Uzi Arad was the director of intelligence (Mossad) and served as the foreign policy advisor to Prime Minister Netanyahu. The former spy sees the sinister side of the peace process. He alleges that Secretary Rice is trying to fashion peace through phony diplomacy to find President Bush a legacy. He says the effort is doomed to failure.

The former top spy suggests that Rice might be working on the Palestinian issue to win progress for the more strategic Iranian crisis. In fact, her actions might be a diversion for a coming tougher stand against Iran, Arid explained hopefully.

Moshe Arens is a former member of the Knesset. He twice served as Israel’s minister of defense and once as his nation’s ambassador to the US. Arens has little confidence in either Omert or Mazon.

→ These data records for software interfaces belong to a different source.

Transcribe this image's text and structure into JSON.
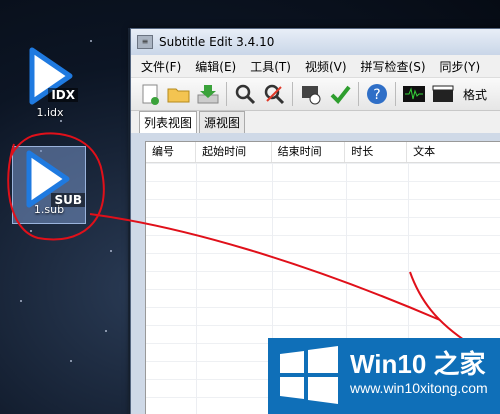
{
  "desktop": {
    "icons": [
      {
        "name": "1.idx",
        "tag": "IDX",
        "selected": false
      },
      {
        "name": "1.sub",
        "tag": "SUB",
        "selected": true
      }
    ]
  },
  "window": {
    "title": "Subtitle Edit 3.4.10",
    "menu": [
      "文件(F)",
      "编辑(E)",
      "工具(T)",
      "视频(V)",
      "拼写检查(S)",
      "同步(Y)"
    ],
    "toolbar_format_label": "格式",
    "tabs": [
      "列表视图",
      "源视图"
    ],
    "columns": [
      "编号",
      "起始时间",
      "结束时间",
      "时长",
      "文本"
    ]
  },
  "watermark": {
    "brand": "Win10 之家",
    "site": "www.win10xitong.com"
  },
  "colors": {
    "annotation_red": "#e0101a",
    "logo_blue": "#0f6fb8",
    "icon_blue": "#1f7ae0"
  }
}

Omert is “very weak,” says Arens and Mazon “can’t rule” the Palestinians. The former defense minister said “Any deal must be with those who are capable of dealing with terrorism.”

Arens was quick to say that the Omert government is ineffective and specifically blamed Omert for the “botched” 2006 war with Lebanon.

It’s clear that all parties to this conflict are tired of war. Unfortunately, their differences are significant and many Israeli experts agree that a quick shuttle diplomacy effort at the tail-end of the Bush administration has little chance of success.

What this effort ought to do is to force the US presidential candidates to draft comprehensive Mideast strategies that address not only the steps toward a lasting Israeli-Palestinian peace but encompass a pragmatic agenda regarding the entire region. Then just maybe the next president can address the issue before he or she becomes a lame duck.


View All